Refine Filter Results

Skip to Content ☰ Open Filter >>


Image of PF Post Modern

Robert (H.) Hudson , b. Sep 8, 1938

PF Post Modern

1990
78 1/2 in. x 40 in. (199.39 cm x 101.6 cm)

Medium and Support: steel, bronze, and enamel
Credit Line: museum purchase, Culpeper Foundation Fund
Accession Number: 1991.92

Commentary

California artists Robert Hudson and Richard Shaw spent four months in residence at the Addison in 1997, creating work in Phillips Academy’s ceramics studio. Using kitschy elements made from cast-off molds from a defunct industrial manufacturer in nearby Lawrence, they created what critic Donald Kuspit called “startling, radically expressive, uncanny poetry.” Kuspit went on to describe their work:
“Planes are ingeniously manipulated to ambiguous spatial effect, colors and lines surge autonomously, and objects are magically—and precariously— integrated into absurd compositions.”

PPF Post Modern demonstrates Hudson’s inventive construction of improbably balanced, penetrating and interlocking forms, overlaid with blocks, splashes, and patches of bright enamel paint.

------

Invited to the Phillips Academy campus to serve as Addison’s Edward E. Elson artists-in-residence in 1997, California artists Richard Shaw and Robert Hudson spent a total of four months over a year’s time creating work in the art department’s ceramics studio. Their residency was an eye-opening example for students of the diligence that artists must exercise in making work. It was also a shining example of the inventiveness and bizarre humor of these two artists. Using kitschy elements made from cast off molds from a defunct industrial manufacturer in nearby Lawrence in combination and even contradiction to more mundane natural and vessel forms, they created what critic Donald Kuspit called “startling, radically expressive, uncanny poetry.” Kuspit went on to describe their work, “there is a conspicuous, generic cubist as well as surrealist dimension to them, and even, in their painterly character and energetic color, an expressionistic dimension. Planes are ingeniously manipulated to ambiguous spatial effect, colors and lines surge autonomously, and objects are magically—and precariously— integrated into absurd compositions.”

Robert Hudson, dubbed an adventurous magician in the catalogue of his retrospective at the San Francisco Museum of Modern Art in 1985, works not only in ceramic but also in metal— bronze, steel, cast iron—and in multi-media combinations. PPF Post Modern, purchased by the Addison in 1991, demonstrates the artist’s inventive construction of improbably balanced, penetrating and interlocking forms, overlaid with blocks, splashes, and patches of bright enamel paint.
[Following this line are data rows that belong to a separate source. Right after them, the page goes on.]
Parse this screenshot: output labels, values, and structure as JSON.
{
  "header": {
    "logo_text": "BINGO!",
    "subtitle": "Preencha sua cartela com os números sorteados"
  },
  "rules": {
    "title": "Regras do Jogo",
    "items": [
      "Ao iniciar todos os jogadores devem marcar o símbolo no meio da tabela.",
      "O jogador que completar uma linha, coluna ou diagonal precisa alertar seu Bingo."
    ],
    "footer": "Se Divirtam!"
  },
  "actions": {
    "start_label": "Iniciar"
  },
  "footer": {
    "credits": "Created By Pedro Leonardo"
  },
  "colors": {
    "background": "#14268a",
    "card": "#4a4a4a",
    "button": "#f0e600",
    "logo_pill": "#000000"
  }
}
Exhibition List
This object was included in the following exhibitions:

Portfolio List Click a portfolio name to view all the objects in that portfolio
This object is a member of the following portfolios:


Your current search criteria is: Exhibition is "American Abstraction from the Addison Gallery of American Art".